It’s all over. Microsoft’s Kinect, which has improved greatly since its launch on the Xbox 360, is officially on a death march that won’t slow down.
Microsoft announced recently that in order to bring its console price down, it will soon start selling the Xbox One without a Kinect. The new price tag for the bundle -- $399 – will certainly attract those who have been turned off by the $499 price, but is it really in the best interests of Microsoft?
Since the Xbox One’s announcement, Microsoft has been affected greatly by public opinion. First it was the requirement to check in through Xbox Live each day that was nixed, then Microsoft felt it important to tell everyone that while Kinect was initially required for development, it wouldn’t have to be. The company’s pre-launch experience was one of apologies and half-steps on a march to a new generation.
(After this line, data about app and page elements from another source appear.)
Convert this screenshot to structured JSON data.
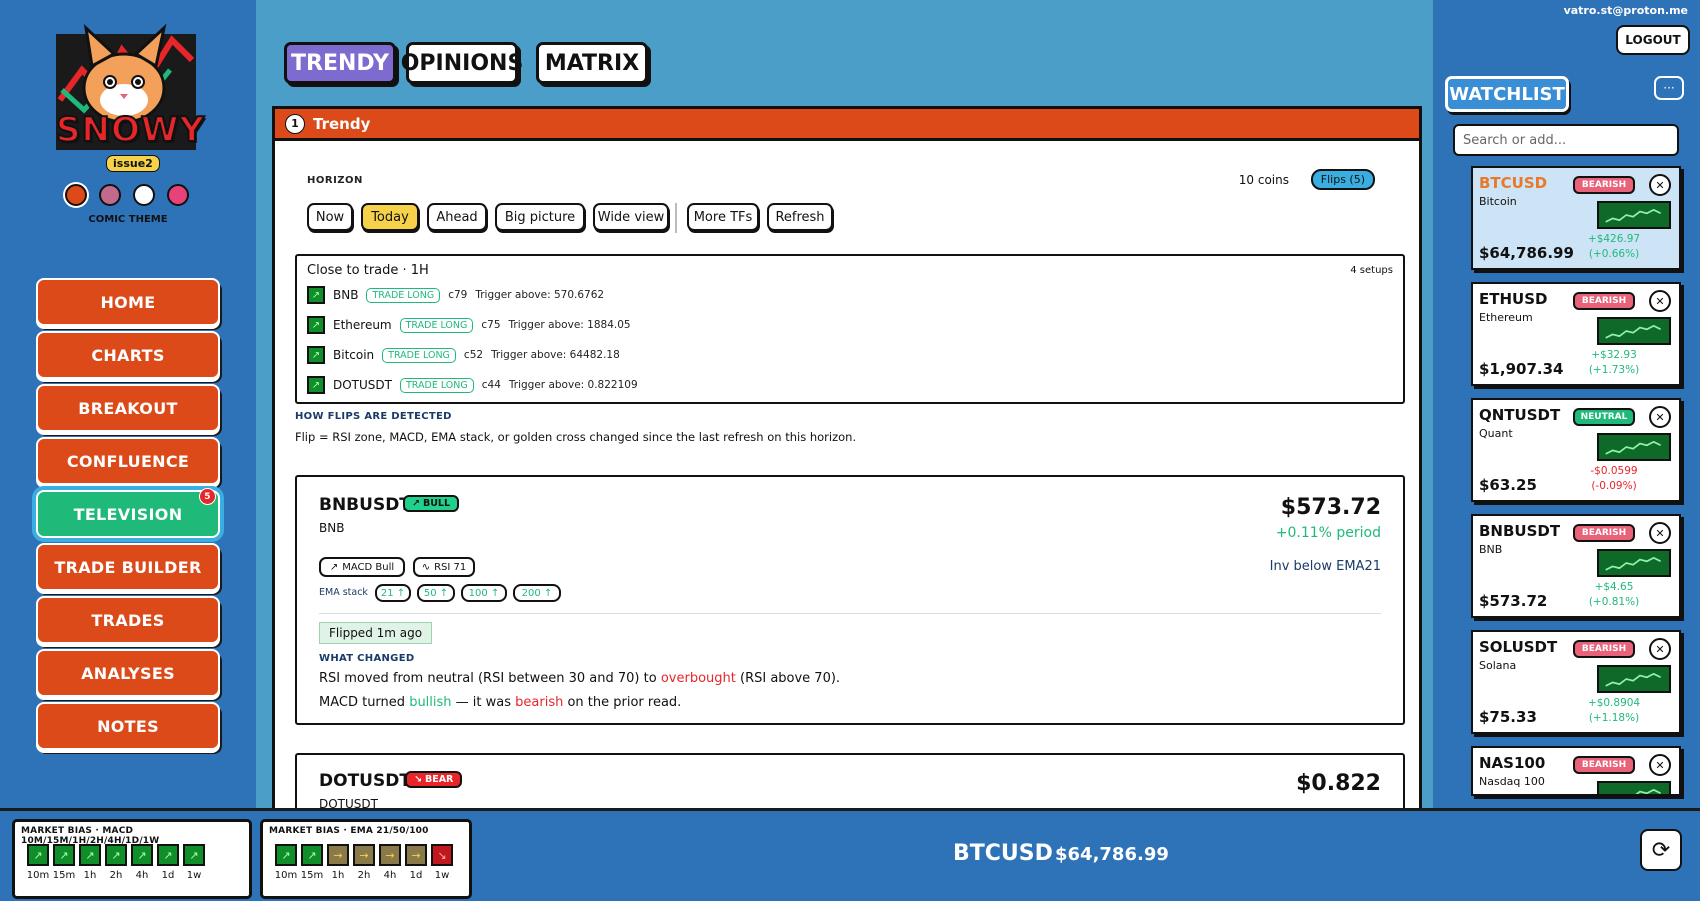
{
  "brand": {
    "logo_text": "SNOWY",
    "issue_label": "issue2",
    "theme_label": "COMIC THEME"
  },
  "colors": {
    "nav": "#dc4a1a",
    "nav_active": "#1fb97a",
    "bull": "#1fd18a",
    "bear": "#e8262a",
    "accent_tab": "#7d6bd0"
  },
  "themes": [
    "#dc4a1a",
    "#c26a8e",
    "#ffffff",
    "#e8427a"
  ],
  "nav": [
    {
      "label": "HOME"
    },
    {
      "label": "CHARTS"
    },
    {
      "label": "BREAKOUT"
    },
    {
      "label": "CONFLUENCE"
    },
    {
      "label": "TELEVISION",
      "badge": "5"
    },
    {
      "label": "TRADE BUILDER"
    },
    {
      "label": "TRADES"
    },
    {
      "label": "ANALYSES"
    },
    {
      "label": "NOTES"
    }
  ],
  "tabs": [
    "TRENDY",
    "OPINIONS",
    "MATRIX"
  ],
  "panel": {
    "num": "1",
    "title": "Trendy",
    "horizon_label": "HORIZON",
    "coins": "10 coins",
    "flips": "Flips (5)",
    "horizon_buttons": [
      "Now",
      "Today",
      "Ahead",
      "Big picture",
      "Wide view",
      "More TFs",
      "Refresh"
    ],
    "close_title": "Close to trade · 1H",
    "setups": "4 setups",
    "close_rows": [
      {
        "name": "BNB",
        "tag": "TRADE LONG",
        "conf": "c79",
        "trigger": "Trigger above: 570.6762"
      },
      {
        "name": "Ethereum",
        "tag": "TRADE LONG",
        "conf": "c75",
        "trigger": "Trigger above: 1884.05"
      },
      {
        "name": "Bitcoin",
        "tag": "TRADE LONG",
        "conf": "c52",
        "trigger": "Trigger above: 64482.18"
      },
      {
        "name": "DOTUSDT",
        "tag": "TRADE LONG",
        "conf": "c44",
        "trigger": "Trigger above: 0.822109"
      }
    ],
    "flip_title": "HOW FLIPS ARE DETECTED",
    "flip_desc": "Flip = RSI zone, MACD, EMA stack, or golden cross changed since the last refresh on this horizon."
  },
  "card1": {
    "symbol": "BNBUSDT",
    "badge": "BULL",
    "name": "BNB",
    "price": "$573.72",
    "pct": "+0.11% period",
    "macd": "MACD Bull",
    "rsi": "RSI 71",
    "inv": "Inv below EMA21",
    "ema_label": "EMA stack",
    "ema": [
      "21 ↑",
      "50 ↑",
      "100 ↑",
      "200 ↑"
    ],
    "flipped": "Flipped 1m ago",
    "what_changed": "WHAT CHANGED",
    "l1a": "RSI moved from neutral (RSI between 30 and 70) to ",
    "l1b": "overbought",
    "l1c": " (RSI above 70).",
    "l2a": "MACD turned ",
    "l2b": "bullish",
    "l2c": " — it was ",
    "l2d": "bearish",
    "l2e": " on the prior read."
  },
  "card2": {
    "symbol": "DOTUSDT",
    "badge": "BEAR",
    "name": "DOTUSDT",
    "price": "$0.822"
  },
  "right": {
    "email": "vatro.st@proton.me",
    "logout": "LOGOUT",
    "watchlist": "WATCHLIST",
    "more": "···",
    "search_placeholder": "Search or add..."
  },
  "watch": [
    {
      "sym": "BTCUSD",
      "name": "Bitcoin",
      "bias": "BEARISH",
      "ch1": "+$426.97",
      "ch2": "(+0.66%)",
      "price": "$64,786.99"
    },
    {
      "sym": "ETHUSD",
      "name": "Ethereum",
      "bias": "BEARISH",
      "ch1": "+$32.93",
      "ch2": "(+1.73%)",
      "price": "$1,907.34"
    },
    {
      "sym": "QNTUSDT",
      "name": "Quant",
      "bias": "NEUTRAL",
      "ch1": "-$0.0599",
      "ch2": "(-0.09%)",
      "price": "$63.25"
    },
    {
      "sym": "BNBUSDT",
      "name": "BNB",
      "bias": "BEARISH",
      "ch1": "+$4.65",
      "ch2": "(+0.81%)",
      "price": "$573.72"
    },
    {
      "sym": "SOLUSDT",
      "name": "Solana",
      "bias": "BEARISH",
      "ch1": "+$0.8904",
      "ch2": "(+1.18%)",
      "price": "$75.33"
    },
    {
      "sym": "NAS100",
      "name": "Nasdaq 100",
      "bias": "BEARISH",
      "ch1": "",
      "ch2": "",
      "price": ""
    }
  ],
  "bottom": {
    "macd_title": "MARKET BIAS · MACD 10M/15M/1H/2H/4H/1D/1W",
    "ema_title": "MARKET BIAS · EMA 21/50/100",
    "tfs": [
      "10m",
      "15m",
      "1h",
      "2h",
      "4h",
      "1d",
      "1w"
    ],
    "macd_states": [
      "up",
      "up",
      "up",
      "up",
      "up",
      "up",
      "up"
    ],
    "ema_states": [
      "up",
      "up",
      "flat",
      "flat",
      "flat",
      "flat",
      "down"
    ],
    "symbol": "BTCUSD",
    "price": "$64,786.99"
  }
}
Since the Xbox One launched last year, the console’s sales haven’t lived up to Microsoft’s grand desires. Part of that is undoubtedly due to its high price tag, but Microsoft did an utterly awful job of proving to the consumer base that the value it was providing by bundling the Kinect and Xbox One together was greater than they believed.
Microsoft allowed consumers to only look at the device’s price tag without acknowledging the value they were receiving in return.
Microsoft knew from the beginning that bundling the Kinect with the Xbox One was important. If the sensor is to be successful, developers need to know that every person who owns an Xbox One also has a Kinect. And the idea from the beginning was to get gamers to plug in their Kinects to ensure they get additional gaming experiences.
With Microsoft now choosing to leave the Kinect out of its bundle, everything changes. The Kinect is now an accessory and there’s no guaranteeing developers that gamers will have the device in their homes. That means automatic Kinect support will go away, and eventually, developers will likely ignore the Kinect, just like they did the first time around on the Xbox 360.
It’s easy to look at the Kinect as something that could enhance gameplay, but it’s far more informative to look at it through the lens of the average developer. Developers will only build features into their games if they know that (a) it adds value to the title and (b) enough people have the product to take advantage of the feature.
Now that Microsoft has removed the Kinect from its Xbox One bundle, few developers will feel the need to support Kinect to the extent they might have with a Kinect-included bundle.
Granted, Microsoft is still selling bundles with Kinect and some gamers could buy the Kinect on their own, but developers won’t know who will actually do so. And that means they’ll be less likely to support the device.
Like it or not, Microsoft was on the right path when it decided to make us all get the Kinect with the Xbox One. It forced developer hands and it extended the value of Kinect. But now that the sensor is gone from a bundle, developers will stop supporting it and the device will join the junk heap of gaming history.
Yet another bad move, Microsoft. Poorly played.